Extraordinary claims about Prince Philip's extra-marital dalliances have surfaced yet again from royal insider Ingrid Seward.
The editor-in-chief of Majesty magazine – and one of the most prominent and respected writers on the British royal family – delves into the Duke of Edinburgh's affairs and the Queen's acceptance of them in an eye-opening piece for the Daily Mail.
While she doesn't directly accuse Philip, who is now 96 and retired from royal engagements, she alludes to the well-known fact that he "enjoyed the company of pretty women, preferably years younger than he is".
She claims that he happily glided around the dance floor with Penny Romsey, the wife of Lord Brabourne, and digs up past rumours of alleged affairs with actress Pat Kirkwood and Sarah Ferguson's mother Susan Barrantes among others.
Seward also highlights how royal author Sarah Bradford is adamant that the Duke strayed, quoting her saying: "The Duke of Edinburgh has had affairs — yes, full-blown affairs and more than one.
"Not with Pat Kirkwood or Merle Oberon or any of those people . . . All that was nonsense, complete nonsense. I don't think there was ever anything in any of that. But he has affairs. And the Queen accepts it. I think she thinks that's how men are.
"He's never been one for chasing actresses. His interest is quite different. The women he goes for are always younger than him, usually beautiful and highly aristocratic," she added.

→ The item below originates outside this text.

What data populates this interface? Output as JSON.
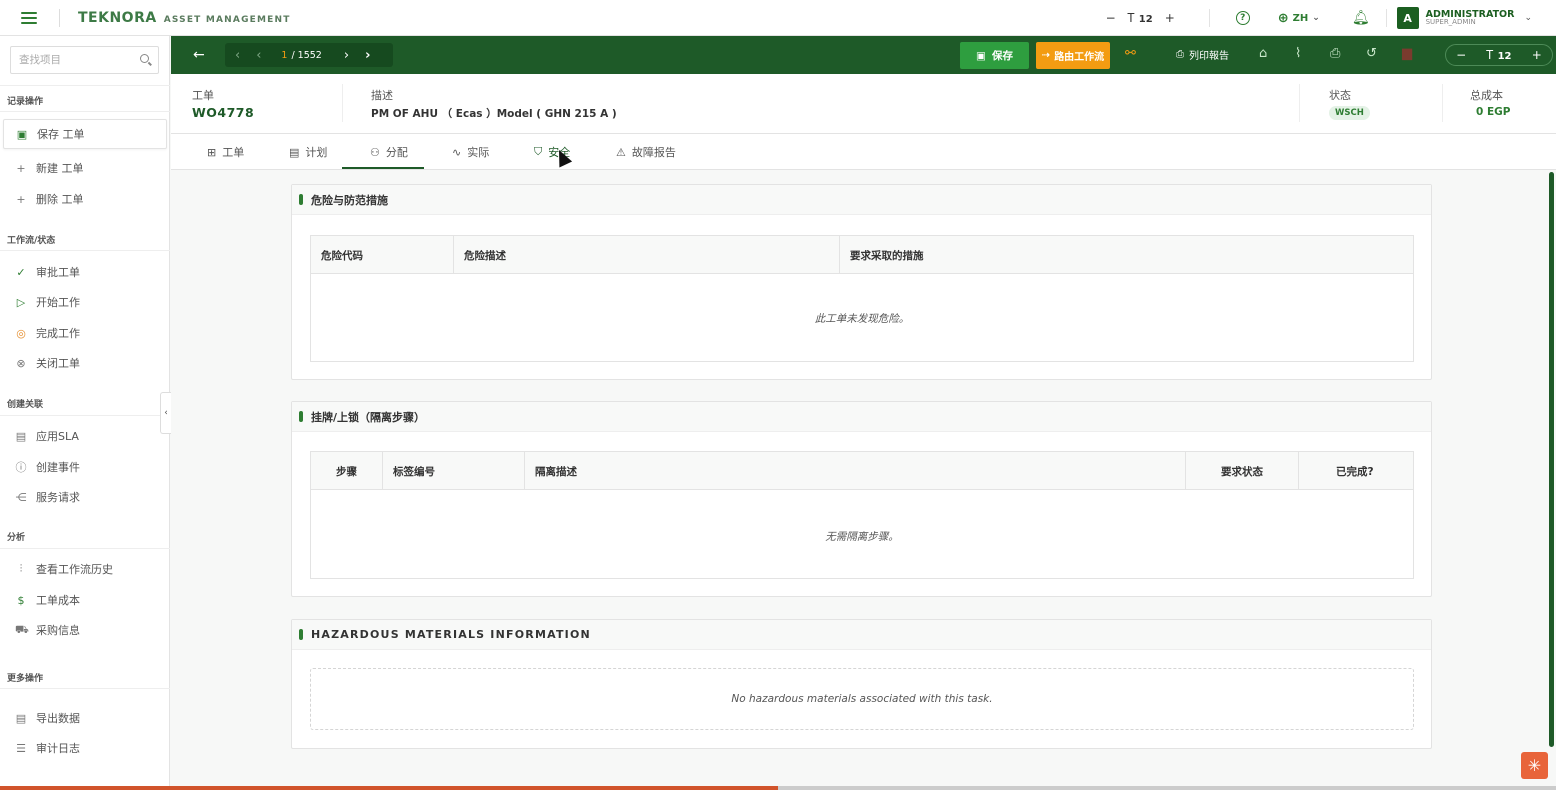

Seward's article came just four days before the Queen and Prince Philip's 70<sup>th wedding anniversary, and has undoubtedly stirred the pot among other royal commentators.
Offering his insights about Philip's alleged affairs, royal commentator Richard Fitzwilliams believes there is no proof that the Duke has been unfaithful to the Queen, but acknowledges the idea that he has been "attracted to beautiful and interesting younger women."

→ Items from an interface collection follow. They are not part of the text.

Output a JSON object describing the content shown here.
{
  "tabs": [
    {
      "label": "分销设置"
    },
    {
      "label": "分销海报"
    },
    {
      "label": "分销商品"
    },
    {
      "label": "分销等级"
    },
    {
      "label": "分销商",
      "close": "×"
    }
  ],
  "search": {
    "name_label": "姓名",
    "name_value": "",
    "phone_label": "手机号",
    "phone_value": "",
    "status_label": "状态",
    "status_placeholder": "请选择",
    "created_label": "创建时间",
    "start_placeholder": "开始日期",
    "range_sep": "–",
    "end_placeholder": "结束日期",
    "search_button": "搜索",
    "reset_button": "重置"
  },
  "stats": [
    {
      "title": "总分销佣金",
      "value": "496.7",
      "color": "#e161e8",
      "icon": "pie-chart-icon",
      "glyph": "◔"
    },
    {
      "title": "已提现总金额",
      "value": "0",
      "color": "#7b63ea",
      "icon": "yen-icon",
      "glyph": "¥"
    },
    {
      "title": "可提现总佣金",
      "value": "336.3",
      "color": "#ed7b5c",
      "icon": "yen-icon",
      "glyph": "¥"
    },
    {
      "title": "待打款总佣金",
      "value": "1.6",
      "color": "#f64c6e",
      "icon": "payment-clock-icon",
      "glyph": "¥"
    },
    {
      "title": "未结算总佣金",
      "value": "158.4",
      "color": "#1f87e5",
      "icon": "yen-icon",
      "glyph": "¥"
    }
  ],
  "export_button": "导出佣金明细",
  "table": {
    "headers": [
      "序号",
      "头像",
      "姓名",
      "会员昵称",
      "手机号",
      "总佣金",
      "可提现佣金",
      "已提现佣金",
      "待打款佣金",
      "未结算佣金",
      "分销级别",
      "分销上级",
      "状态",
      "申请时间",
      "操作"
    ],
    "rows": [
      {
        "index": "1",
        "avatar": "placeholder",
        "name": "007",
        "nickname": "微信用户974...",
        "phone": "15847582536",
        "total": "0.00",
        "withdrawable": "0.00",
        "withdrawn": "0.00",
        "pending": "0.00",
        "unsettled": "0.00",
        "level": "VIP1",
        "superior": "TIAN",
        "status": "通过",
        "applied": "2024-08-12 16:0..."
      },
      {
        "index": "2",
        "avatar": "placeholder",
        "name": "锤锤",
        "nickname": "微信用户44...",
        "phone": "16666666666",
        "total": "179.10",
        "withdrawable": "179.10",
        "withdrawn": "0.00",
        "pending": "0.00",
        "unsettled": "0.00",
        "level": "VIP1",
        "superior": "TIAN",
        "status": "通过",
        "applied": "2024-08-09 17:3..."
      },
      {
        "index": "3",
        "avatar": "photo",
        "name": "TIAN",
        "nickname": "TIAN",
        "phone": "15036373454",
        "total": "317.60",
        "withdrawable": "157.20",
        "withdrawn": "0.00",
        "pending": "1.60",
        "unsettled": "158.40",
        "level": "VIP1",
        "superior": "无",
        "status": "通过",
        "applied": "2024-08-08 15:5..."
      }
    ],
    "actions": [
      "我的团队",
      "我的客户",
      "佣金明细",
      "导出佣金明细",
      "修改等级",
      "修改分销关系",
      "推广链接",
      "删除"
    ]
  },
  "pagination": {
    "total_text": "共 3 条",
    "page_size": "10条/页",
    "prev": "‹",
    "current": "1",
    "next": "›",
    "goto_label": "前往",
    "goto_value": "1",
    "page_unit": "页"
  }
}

He told IBTimes UK: "One of the most persistent rumours about Prince Philip is that he has had affairs whilst being married to the Queen and these go back to the late 1940s. The list of candidates includes the actress Pat Kirkwood and the singer and night-club owner Hélène Cordet.
"They were given credence by the historian Sarah Bradford who stated this as a fact in her biography of the Queen though she named no names. When interviewed by Gyles Brandreth for his excellent biography, Philip and Elizabeth, she named the Duchess of Abercorn, known as Sacha.
"However, the Duchess told Brandreth that though her friendship with Philip was indeed close, it was based on a mutual fascination with ideas and it was not physical.
"Philip's carriage-driving companion Penny Romsey, the wife of Lord Brabourne, is another attractive woman whose company he enjoys with the approval of the Queen, who has attended competitions in which they have participated together. Brandreth writes of 'passionate friendships' with younger women which are unconsummated but which help keep him young.
"Here surely is the key to the avalanche of speculation, much of which has centred round Philip's membership of the all-male Thursday Club in Soho run by the photographer Baron Nahum who died in 1956 and there was an official denial of a rift in the royal marriage in 1957 after his four-month tour round the Commonwealth."
Fitzwilliams concluded: "He has obviously always been attracted to beautiful and interesting younger women but decades of debate on this subject have not revealed a single fact which proves he has been unfaithful to the Queen. However, it sells newspapers and the Duke knows he will never banish the gossip which surrounds him even though he points out that he is invariably accompanied by a detective which would make such activities extremely difficult."
Seward also notes in her article that Philip denied any rumours of illicit affairs due to having a policeman nearby at all times. He told a reporter in 1992: "Have you ever stopped to think that, for the past 40 years, I have never moved anywhere without a policeman accompanying me? So how the hell could I get away with anything like that?"
Another royal write, Phil Dampier, isn't convinced by Philip's response. He said: "There have always been rumours about Philip and affairs but very little hard evidence. I've never bought his reasoning that he couldn't be unfaithful because he always had a policeman nearby - that didn't stop Charles!
"A lot will probably be alleged after he's gone. Whatever the truth the Queen, as ever has probably been pragmatic about it," he added.